My first ever post for this blog, way back in August 2014, was about object agency. I wrote that object agency is about the reflected agency that a person gives to a thing. As a lens through which to view archaeological finds, it allows us to reflect on the meaning that an object had to a person or group in the past. I have always looked at it as being a concept we could apply to the past, but in the last week I have been thinking that it is actually part of our lives and that it drives the things we do.
The impetus for this line of thinking was my friend’s wedding. She married her partner last Saturday is a beautiful ceremony in the rose garden at Old Parliament House in Canberra. The bridal couple were glowing, her dress was fabulous, tears were shed. It was absolutely lovely. Part of the ceremony really fascinated me – a ring warming ceremony. According to the first website in the google search results for ‘ring warming ceremony’:
A ring warming is when you give your loved ones the opportunity to hold and imbue your wedding bands with a wish, blessing or prayer for your marriage. By the time your rings make it on to your fingers they will be saturated with the love of your friends and family. (http://www.withtheseringshandmade.com/ring-warming/)
During the ceremony, the wedding bands were circulated amongst the guests in a small organza bag (which I had made from the material I used for my own wedding dress, more on that later) while one of the guests gave a reading about the nature of love. I was struck by the object agency we were all participating in. As the guests passed around the bag, there was more happening than its transportation around a venue, and more than people just having a bit of a looky-loo at the rings. Everyone genuinely seemed to be imbuing the rings with well-wishes and love.
My partner seemed to really take to it, and held the rings tightly, saying he needed to ‘charge it up’ with his well-wishes before passing it on.
Part of the ceremony that people were not aware of, in the main, was that I made the organza bag for my long-time friend from the material I used for part of my own wedding dress. Although people were not aware of it, I was, and so was the bride. You could say it was sentimentality rather than object agency, and perhaps it was, but it felt as though I was drawing upon that very special event in my life course and helping by passing it on to my friend. It had a monumentality I was not expecting.

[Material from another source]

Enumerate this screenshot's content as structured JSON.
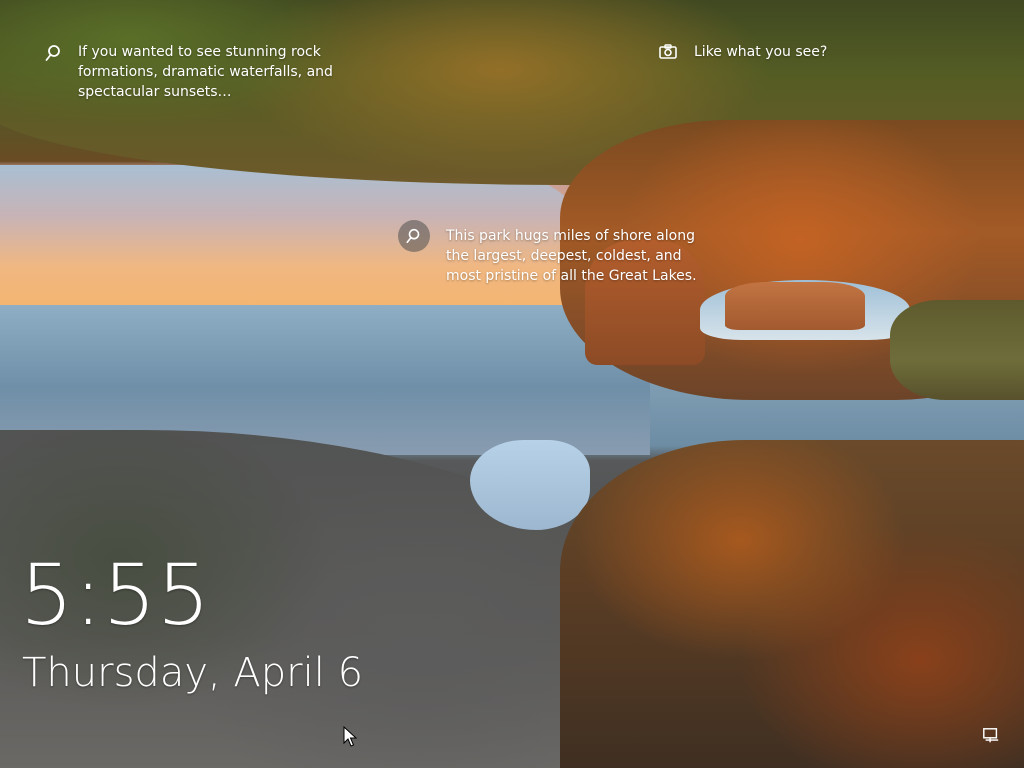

It made me think about all the little touches that must have happened throughout history and all the stories we don’t know. All the archaeological finds of functional objects may have these stories behind them but we won’t ever know. If the concept of object agency helps us to understand that people in the past had special, secret, impractical, irrational relationships with the objects around them, then it is worth pursuing in archaeological research.